This left many believers with the feeling that their church (not seen merely as one denomination, but as the true church restoring original Christianity) had been hijacked by its leaders themselves: instead of converting to mainstream evangelicalism, they took the church with them.The result of many years of research and a useful contribution to the under-researched ﬁeld of the sociology of schism, Barrett’s book will be of interest primarily to specialists on contemporary religious movements and to members or former members of the WCG; other readers would probably soon feel overwhelmed and lost in the profusion of groups and subgroups, sometimes with confusingly similar names.
But a number of topics covered in the book are relevant for wider issues as well: for instance, the status of written material no longer deemed acceptable by a religious organization that retains the copyright, but still considered as valuable by oﬀshoots; in the case of the WCG, after litigation due to unauthorized reprints, the Philadelphia Church of God ﬁnally bought the copyright for 19 books and booklets from the WCG.Interesting issues of authority and its role are also relevant for the WCG (Tkach used the powers invested in him by a centralized structure in order to transform it into something else), but also for the oﬀ-shoots (as a source of legitimacy).
Doctrinal concerns seem to have played an important role for those leaving the WCG (or dissenting groups) and joining new ones: according to a survey conducted by Barrett, few members of the oﬀ-shoots have all their close relatives in the same church and nearly half of the sample has no relative at all in the same group.
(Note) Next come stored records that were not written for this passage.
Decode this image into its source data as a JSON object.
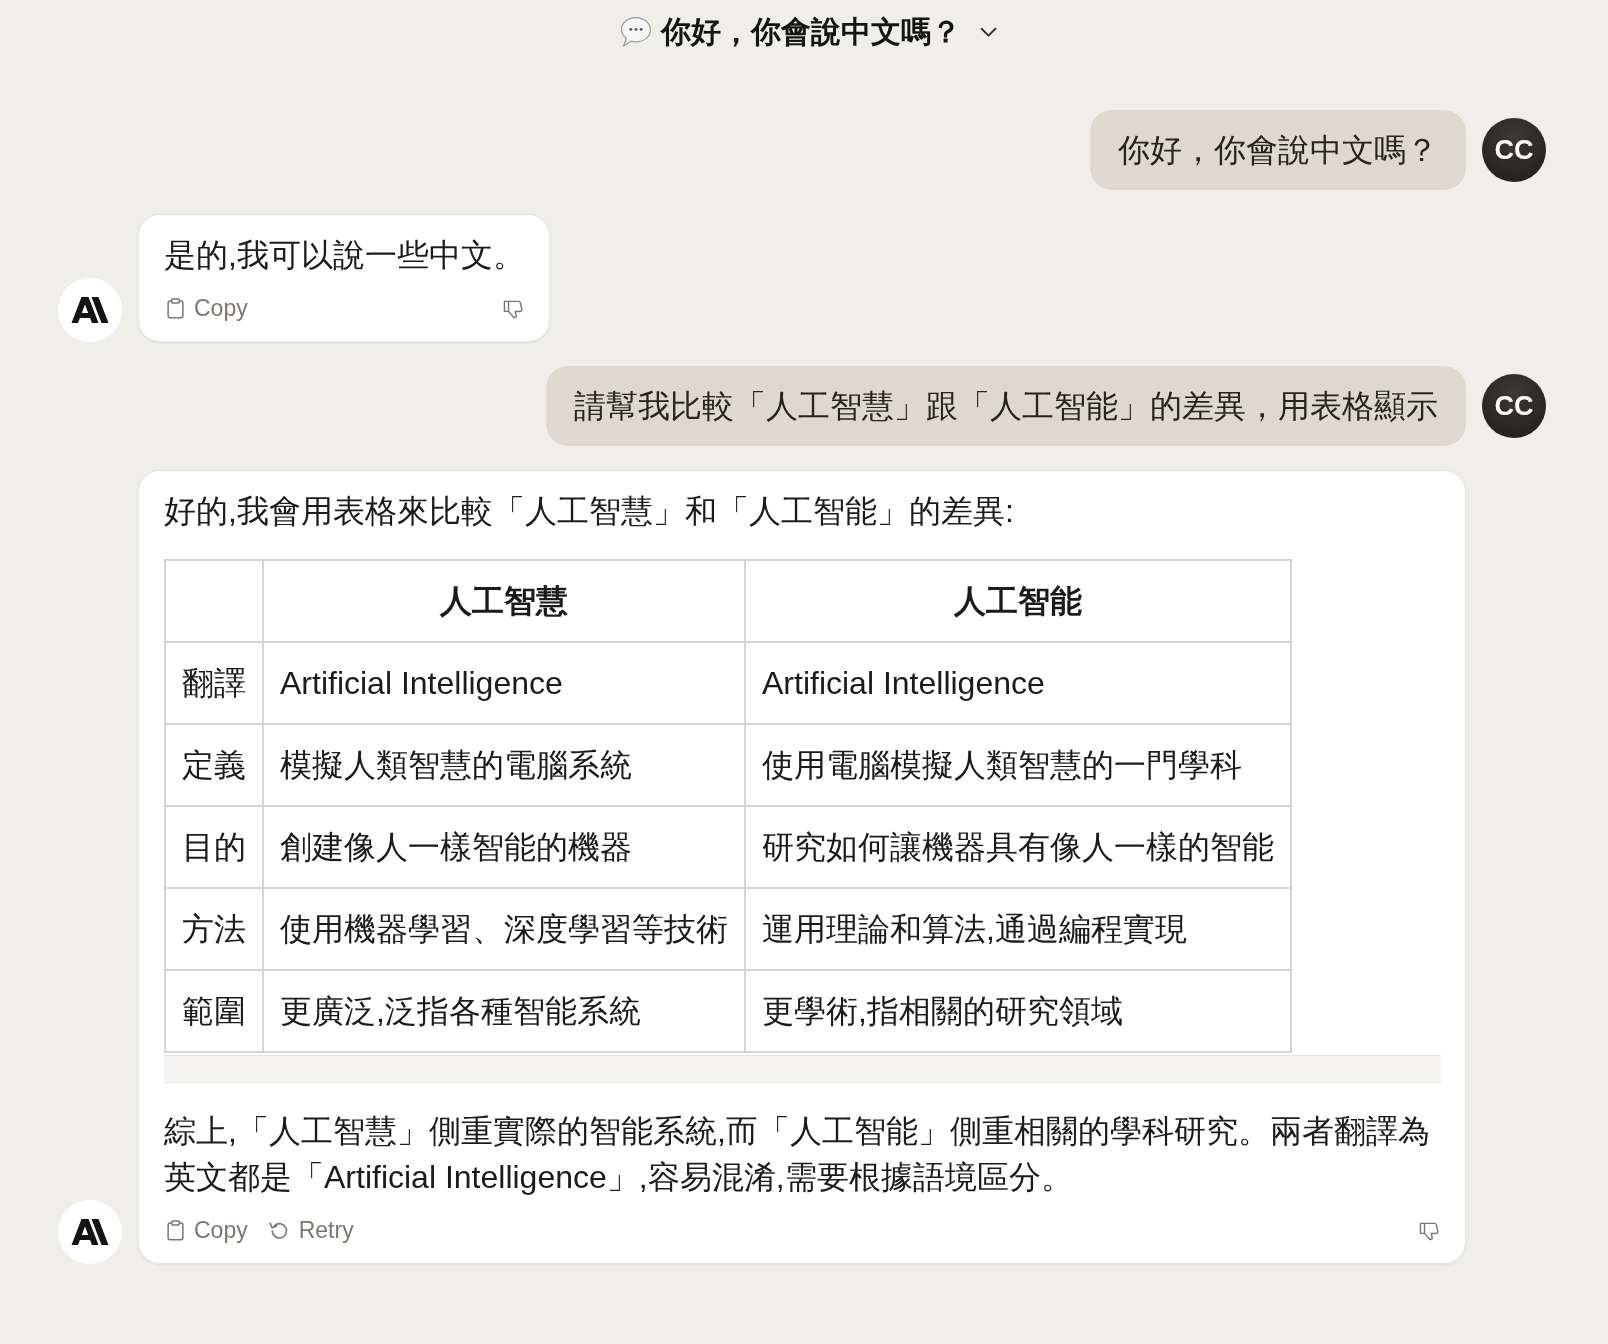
{
  "header": {
    "title": "你好，你會說中文嗎？"
  },
  "messages": [
    {
      "kind": "user",
      "avatar": "CC",
      "blocks": [
        {
          "kind": "paragraph",
          "text": "你好，你會說中文嗎？"
        }
      ]
    },
    {
      "kind": "assistant",
      "blocks": [
        {
          "kind": "paragraph",
          "text": "是的,我可以說一些中文。"
        }
      ],
      "actions": [
        {
          "kind": "copy",
          "label": "Copy"
        }
      ]
    },
    {
      "kind": "user",
      "avatar": "CC",
      "blocks": [
        {
          "kind": "paragraph",
          "text": "請幫我比較「人工智慧」跟「人工智能」的差異，用表格顯示"
        }
      ]
    },
    {
      "kind": "assistant",
      "blocks": [
        {
          "kind": "paragraph",
          "text": "好的,我會用表格來比較「人工智慧」和「人工智能」的差異:"
        },
        {
          "kind": "table",
          "columns": [
            "人工智慧",
            "人工智能"
          ],
          "rows": [
            {
              "label": "翻譯",
              "cells": [
                "Artificial Intelligence",
                "Artificial Intelligence"
              ]
            },
            {
              "label": "定義",
              "cells": [
                "模擬人類智慧的電腦系統",
                "使用電腦模擬人類智慧的一門學科"
              ]
            },
            {
              "label": "目的",
              "cells": [
                "創建像人一樣智能的機器",
                "研究如何讓機器具有像人一樣的智能"
              ]
            },
            {
              "label": "方法",
              "cells": [
                "使用機器學習、深度學習等技術",
                "運用理論和算法,通過編程實現"
              ]
            },
            {
              "label": "範圍",
              "cells": [
                "更廣泛,泛指各種智能系統",
                "更學術,指相關的研究領域"
              ]
            }
          ]
        },
        {
          "kind": "paragraph",
          "text": "綜上,「人工智慧」側重實際的智能系統,而「人工智能」側重相關的學科研究。兩者翻譯為英文都是「Artificial Intelligence」,容易混淆,需要根據語境區分。"
        }
      ],
      "actions": [
        {
          "kind": "copy",
          "label": "Copy"
        },
        {
          "kind": "retry",
          "label": "Retry"
        }
      ]
    }
  ]
}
This tends also to indicate that once the doors to dissent opened, it started a process conducive to religious mobility: a signiﬁcant number of members of the “schismatic” groups have switched aﬃliation again after leaving the original WCG.
06: The Gospel after Christendom (Baker Academic, $29.99), edited by Ryan K. Bolger, is probably the most comprehensive books to date on “emerging” and postmodern churches throughout the world.
The book brings together scholars and practitioners who look at these “missional” congregations existing in a wide range of traditions and national contexts, including America, Canada, Latin America, Europe, Australia, and New Zealand. While the diversity of these expressions stands out, they seem to follow, especially in secular or “post-Christian” societies, two patterns: low-intensity, seeker-friendly fellowships that downplay the traditional rubrics of church life—sermons, hymn-singing—in favor of an approach stressing the arts and creativity; and more intense forms of belonging that often have a social action thrust, most vividly seen in the new monasticism.
The formation of small groups appears to be a trait of both styles of postmodern experiments; for instance, the Brie Church in a village outside Paris is based in small groups meeting in homes throughout the week and then members joining together for a joint worship service. The role that established churches play in such new expressions is the most debated issue in the book, with several observers venturing that a “mixed economy” church (featuring both emerging and traditional services and congregations) is the most likely outcome.
The second half of the book covers issues that are engaging these emerging congregations—from environmentalism to the growth of dispersed congregations that have several diﬀerent locations. Although not explicitly addressed, the divide between more conservative—usually evangelical—and liberal and mainline postmodern congregations that are more open to using “indigenous” spiritual expressions (such as New Age and non-Christian religions) is likely to remain a point of conﬂict in the near future.